As we were searching through the sea of information on the Internet, we realized that there isn’t one post that fully explained the pros and cons of an induction hob and a gas hob, in a simple and succinct way.
So here’s our attempt to help home owners out there in making their choice.
Here’s an example of an induction hob:
Source: Kitchen design ideas
An induction hob heats up cookware via magnetic induction.
Pros of an induction cooker in your home:
- Rapid increase in temperature can be achieved
- Efficient cooking time could lead to saving on your electrical bills
- You don’t “waste” heat using induction, versus a gas hob that loses part of the fire’s heat (the space between the ignition and the cookware)
- Safe for children and pets, even if they touch the stove during cooking (there are some with child safety functions)
- Looks sleek and minimalistic
- Easier to clean
- When you’re not using your stove, you can actually use that space to put books or small cutlery
- Very precise temperature control (again, subjective because some chefs swear by gas)
- Cooler kitchen and stovetop
Cons of an induction cooker in your home:
- Usually more expensive to purchase
- Not all cookware are compatible with induction cooking (say goodbye to cooking with your Happycall and Le Crueset)
- If there’s an electrical outage, you can’t cook (although we won’t recommend you cooking at all, should this occur)
- People online have said that induction cooking will cause electrical bills to spike, but my colleague’s mother who had a kitchen accident (so she switched from gas to induction) said that the electrical bills for her maintained around the same.
Here’s an example of a gas hob:
Source: 365 electrical
A gas hob uses thermal conduction from a frame to heat up the cookware.
Pros of a gas cooker in your home:
- Usually less expensive to purchase
- Compatible with almost all cookware
- People are used to it (seeing fire) and there are chefs online that swear by gas only
- Gas hobs are better for making sauces, roasting and frying with the wok (in Cantonese, it’s For-Hei)
- It’s better for round-based cookware like the wok
- (Unproven from what I know) It is cheaper to cook with gas
Cons of a gas cooker in your home:
- It takes a while before the cookware heats up, causing the gas consumption to be higher in general
- You may take longer to cook
- Anything around it that catches the fire, will get burnt (your hair, paper towels, books, curious pets and curious children, unfortunately)
- A more complicated process in cleaning and food may harden or get stuck to the stove
- Dangerous, should there be a gas leak
Consider all the above points and think about YOUR lifestyle, YOUR preference and YOUR comfort level, instead of listening to too much advice from well-meaning friends or over-enthusiastic older folks who insist that their way is better than yours, simply because they are older.
No matter what, have fun discussing the pros and cons with your significant other or house mate.

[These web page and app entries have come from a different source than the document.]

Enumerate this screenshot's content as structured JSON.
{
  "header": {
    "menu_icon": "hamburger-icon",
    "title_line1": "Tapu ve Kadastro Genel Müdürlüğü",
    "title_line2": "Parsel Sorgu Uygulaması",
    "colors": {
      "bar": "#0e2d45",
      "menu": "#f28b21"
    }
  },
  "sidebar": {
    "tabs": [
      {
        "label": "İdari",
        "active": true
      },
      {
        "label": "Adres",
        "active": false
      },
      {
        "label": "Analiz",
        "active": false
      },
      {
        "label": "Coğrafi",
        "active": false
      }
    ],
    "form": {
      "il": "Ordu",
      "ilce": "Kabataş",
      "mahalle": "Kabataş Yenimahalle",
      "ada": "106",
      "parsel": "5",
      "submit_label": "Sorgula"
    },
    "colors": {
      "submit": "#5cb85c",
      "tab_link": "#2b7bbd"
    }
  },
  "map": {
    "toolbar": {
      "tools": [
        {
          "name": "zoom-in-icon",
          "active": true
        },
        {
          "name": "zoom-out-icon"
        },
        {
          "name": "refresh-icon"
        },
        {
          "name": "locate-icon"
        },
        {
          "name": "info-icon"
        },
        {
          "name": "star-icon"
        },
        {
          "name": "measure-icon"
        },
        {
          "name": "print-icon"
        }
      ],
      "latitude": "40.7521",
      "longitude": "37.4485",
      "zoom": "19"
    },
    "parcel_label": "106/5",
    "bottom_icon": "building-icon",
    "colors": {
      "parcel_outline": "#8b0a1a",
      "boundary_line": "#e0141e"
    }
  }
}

Also, take your time to mull over it and watch the numerous YouTube videos that are available.
If you’re keen to know which option we have picked for ourselves…
Minimalists + don’t want to spend a lot of time cleaning + future cat owners + future parents + kinda klutzy wife in the kitchen = induction hob.